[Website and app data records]
________
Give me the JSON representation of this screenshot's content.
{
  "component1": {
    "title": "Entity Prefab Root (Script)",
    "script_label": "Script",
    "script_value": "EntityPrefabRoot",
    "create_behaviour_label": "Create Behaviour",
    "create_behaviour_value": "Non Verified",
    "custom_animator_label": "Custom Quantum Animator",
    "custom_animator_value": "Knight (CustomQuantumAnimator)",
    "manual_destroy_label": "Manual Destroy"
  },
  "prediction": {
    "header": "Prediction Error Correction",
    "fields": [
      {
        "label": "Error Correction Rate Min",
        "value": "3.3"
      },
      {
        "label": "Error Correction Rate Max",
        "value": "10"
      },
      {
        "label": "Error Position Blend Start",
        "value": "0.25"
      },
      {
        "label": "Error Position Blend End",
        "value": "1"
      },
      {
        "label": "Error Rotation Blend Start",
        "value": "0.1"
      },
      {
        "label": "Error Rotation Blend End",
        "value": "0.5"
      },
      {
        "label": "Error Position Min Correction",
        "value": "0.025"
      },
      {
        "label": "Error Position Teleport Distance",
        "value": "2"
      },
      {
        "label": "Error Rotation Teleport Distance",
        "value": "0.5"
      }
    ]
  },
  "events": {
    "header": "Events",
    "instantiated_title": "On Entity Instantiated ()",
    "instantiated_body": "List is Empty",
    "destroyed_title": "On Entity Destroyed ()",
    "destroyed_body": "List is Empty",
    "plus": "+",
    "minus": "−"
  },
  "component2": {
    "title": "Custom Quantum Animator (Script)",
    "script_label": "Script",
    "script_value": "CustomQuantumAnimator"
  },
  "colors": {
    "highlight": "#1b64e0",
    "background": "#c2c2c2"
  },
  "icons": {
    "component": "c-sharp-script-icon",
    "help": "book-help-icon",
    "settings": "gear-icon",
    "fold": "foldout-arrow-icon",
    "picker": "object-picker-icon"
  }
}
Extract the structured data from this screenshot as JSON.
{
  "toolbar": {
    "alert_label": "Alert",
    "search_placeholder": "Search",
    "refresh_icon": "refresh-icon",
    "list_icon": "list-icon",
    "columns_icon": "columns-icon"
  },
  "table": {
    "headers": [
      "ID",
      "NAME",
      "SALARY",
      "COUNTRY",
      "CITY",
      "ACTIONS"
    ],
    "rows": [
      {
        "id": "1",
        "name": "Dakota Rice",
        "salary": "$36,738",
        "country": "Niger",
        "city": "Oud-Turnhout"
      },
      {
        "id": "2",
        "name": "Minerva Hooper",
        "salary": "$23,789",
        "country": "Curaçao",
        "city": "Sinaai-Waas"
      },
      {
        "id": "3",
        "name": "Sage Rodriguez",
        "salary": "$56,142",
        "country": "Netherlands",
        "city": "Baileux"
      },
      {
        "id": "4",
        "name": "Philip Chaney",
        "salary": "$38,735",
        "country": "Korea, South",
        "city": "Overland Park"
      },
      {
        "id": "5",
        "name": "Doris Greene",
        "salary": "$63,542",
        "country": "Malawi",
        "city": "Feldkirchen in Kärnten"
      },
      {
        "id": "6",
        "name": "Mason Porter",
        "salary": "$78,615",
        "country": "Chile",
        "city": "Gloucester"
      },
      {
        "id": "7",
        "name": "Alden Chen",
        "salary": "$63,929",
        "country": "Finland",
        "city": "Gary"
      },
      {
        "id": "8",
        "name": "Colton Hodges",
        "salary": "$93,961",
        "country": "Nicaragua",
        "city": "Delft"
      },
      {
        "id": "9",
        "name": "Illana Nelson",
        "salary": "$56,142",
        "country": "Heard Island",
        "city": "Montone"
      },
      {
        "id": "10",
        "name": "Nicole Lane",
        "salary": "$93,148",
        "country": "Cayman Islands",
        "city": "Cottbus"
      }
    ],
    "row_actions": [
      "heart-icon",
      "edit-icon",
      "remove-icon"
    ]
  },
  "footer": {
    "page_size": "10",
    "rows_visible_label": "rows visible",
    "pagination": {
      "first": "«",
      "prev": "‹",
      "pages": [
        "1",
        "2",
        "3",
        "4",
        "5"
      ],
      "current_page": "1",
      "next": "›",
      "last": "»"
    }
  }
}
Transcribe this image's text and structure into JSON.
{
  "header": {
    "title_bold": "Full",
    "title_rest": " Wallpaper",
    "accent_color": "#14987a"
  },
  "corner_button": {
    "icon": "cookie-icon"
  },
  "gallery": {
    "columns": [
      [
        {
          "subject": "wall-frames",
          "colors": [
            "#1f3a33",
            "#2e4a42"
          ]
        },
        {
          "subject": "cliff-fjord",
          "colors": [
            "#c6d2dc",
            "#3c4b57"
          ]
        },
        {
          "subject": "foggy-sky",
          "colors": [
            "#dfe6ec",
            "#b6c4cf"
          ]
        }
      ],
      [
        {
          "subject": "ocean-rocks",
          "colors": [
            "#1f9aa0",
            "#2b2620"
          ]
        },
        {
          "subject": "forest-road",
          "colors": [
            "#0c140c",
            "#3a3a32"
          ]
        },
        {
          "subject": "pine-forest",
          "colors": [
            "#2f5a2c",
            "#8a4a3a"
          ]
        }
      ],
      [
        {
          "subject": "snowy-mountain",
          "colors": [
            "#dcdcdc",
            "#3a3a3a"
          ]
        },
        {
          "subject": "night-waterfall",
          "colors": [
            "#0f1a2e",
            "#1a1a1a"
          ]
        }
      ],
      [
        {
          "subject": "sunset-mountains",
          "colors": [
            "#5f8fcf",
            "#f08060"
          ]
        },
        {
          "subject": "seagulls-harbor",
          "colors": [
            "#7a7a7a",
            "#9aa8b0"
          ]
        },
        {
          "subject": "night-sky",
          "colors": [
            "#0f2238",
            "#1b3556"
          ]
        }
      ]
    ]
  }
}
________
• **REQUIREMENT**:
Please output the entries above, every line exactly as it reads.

• **EXERCISE RESPONSE**:
Give me the JSON representation of this screenshot's content.
{
  "component1": {
    "title": "Entity Prefab Root (Script)",
    "script_label": "Script",
    "script_value": "EntityPrefabRoot",
    "create_behaviour_label": "Create Behaviour",
    "create_behaviour_value": "Non Verified",
    "custom_animator_label": "Custom Quantum Animator",
    "custom_animator_value": "Knight (CustomQuantumAnimator)",
    "manual_destroy_label": "Manual Destroy"
  },
  "prediction": {
    "header": "Prediction Error Correction",
    "fields": [
      {
        "label": "Error Correction Rate Min",
        "value": "3.3"
      },
      {
        "label": "Error Correction Rate Max",
        "value": "10"
      },
      {
        "label": "Error Position Blend Start",
        "value": "0.25"
      },
      {
        "label": "Error Position Blend End",
        "value": "1"
      },
      {
        "label": "Error Rotation Blend Start",
        "value": "0.1"
      },
      {
        "label": "Error Rotation Blend End",
        "value": "0.5"
      },
      {
        "label": "Error Position Min Correction",
        "value": "0.025"
      },
      {
        "label": "Error Position Teleport Distance",
        "value": "2"
      },
      {
        "label": "Error Rotation Teleport Distance",
        "value": "0.5"
      }
    ]
  },
  "events": {
    "header": "Events",
    "instantiated_title": "On Entity Instantiated ()",
    "instantiated_body": "List is Empty",
    "destroyed_title": "On Entity Destroyed ()",
    "destroyed_body": "List is Empty",
    "plus": "+",
    "minus": "−"
  },
  "component2": {
    "title": "Custom Quantum Animator (Script)",
    "script_label": "Script",
    "script_value": "CustomQuantumAnimator"
  },
  "colors": {
    "highlight": "#1b64e0",
    "background": "#c2c2c2"
  },
  "icons": {
    "component": "c-sharp-script-icon",
    "help": "book-help-icon",
    "settings": "gear-icon",
    "fold": "foldout-arrow-icon",
    "picker": "object-picker-icon"
  }
}
Extract the structured data from this screenshot as JSON.
{
  "toolbar": {
    "alert_label": "Alert",
    "search_placeholder": "Search",
    "refresh_icon": "refresh-icon",
    "list_icon": "list-icon",
    "columns_icon": "columns-icon"
  },
  "table": {
    "headers": [
      "ID",
      "NAME",
      "SALARY",
      "COUNTRY",
      "CITY",
      "ACTIONS"
    ],
    "rows": [
      {
        "id": "1",
        "name": "Dakota Rice",
        "salary": "$36,738",
        "country": "Niger",
        "city": "Oud-Turnhout"
      },
      {
        "id": "2",
        "name": "Minerva Hooper",
        "salary": "$23,789",
        "country": "Curaçao",
        "city": "Sinaai-Waas"
      },
      {
        "id": "3",
        "name": "Sage Rodriguez",
        "salary": "$56,142",
        "country": "Netherlands",
        "city": "Baileux"
      },
      {
        "id": "4",
        "name": "Philip Chaney",
        "salary": "$38,735",
        "country": "Korea, South",
        "city": "Overland Park"
      },
      {
        "id": "5",
        "name": "Doris Greene",
        "salary": "$63,542",
        "country": "Malawi",
        "city": "Feldkirchen in Kärnten"
      },
      {
        "id": "6",
        "name": "Mason Porter",
        "salary": "$78,615",
        "country": "Chile",
        "city": "Gloucester"
      },
      {
        "id": "7",
        "name": "Alden Chen",
        "salary": "$63,929",
        "country": "Finland",
        "city": "Gary"
      },
      {
        "id": "8",
        "name": "Colton Hodges",
        "salary": "$93,961",
        "country": "Nicaragua",
        "city": "Delft"
      },
      {
        "id": "9",
        "name": "Illana Nelson",
        "salary": "$56,142",
        "country": "Heard Island",
        "city": "Montone"
      },
      {
        "id": "10",
        "name": "Nicole Lane",
        "salary": "$93,148",
        "country": "Cayman Islands",
        "city": "Cottbus"
      }
    ],
    "row_actions": [
      "heart-icon",
      "edit-icon",
      "remove-icon"
    ]
  },
  "footer": {
    "page_size": "10",
    "rows_visible_label": "rows visible",
    "pagination": {
      "first": "«",
      "prev": "‹",
      "pages": [
        "1",
        "2",
        "3",
        "4",
        "5"
      ],
      "current_page": "1",
      "next": "›",
      "last": "»"
    }
  }
}
Transcribe this image's text and structure into JSON.
{
  "header": {
    "title_bold": "Full",
    "title_rest": " Wallpaper",
    "accent_color": "#14987a"
  },
  "corner_button": {
    "icon": "cookie-icon"
  },
  "gallery": {
    "columns": [
      [
        {
          "subject": "wall-frames",
          "colors": [
            "#1f3a33",
            "#2e4a42"
          ]
        },
        {
          "subject": "cliff-fjord",
          "colors": [
            "#c6d2dc",
            "#3c4b57"
          ]
        },
        {
          "subject": "foggy-sky",
          "colors": [
            "#dfe6ec",
            "#b6c4cf"
          ]
        }
      ],
      [
        {
          "subject": "ocean-rocks",
          "colors": [
            "#1f9aa0",
            "#2b2620"
          ]
        },
        {
          "subject": "forest-road",
          "colors": [
            "#0c140c",
            "#3a3a32"
          ]
        },
        {
          "subject": "pine-forest",
          "colors": [
            "#2f5a2c",
            "#8a4a3a"
          ]
        }
      ],
      [
        {
          "subject": "snowy-mountain",
          "colors": [
            "#dcdcdc",
            "#3a3a3a"
          ]
        },
        {
          "subject": "night-waterfall",
          "colors": [
            "#0f1a2e",
            "#1a1a1a"
          ]
        }
      ],
      [
        {
          "subject": "sunset-mountains",
          "colors": [
            "#5f8fcf",
            "#f08060"
          ]
        },
        {
          "subject": "seagulls-harbor",
          "colors": [
            "#7a7a7a",
            "#9aa8b0"
          ]
        },
        {
          "subject": "night-sky",
          "colors": [
            "#0f2238",
            "#1b3556"
          ]
        }
      ]
    ]
  }
}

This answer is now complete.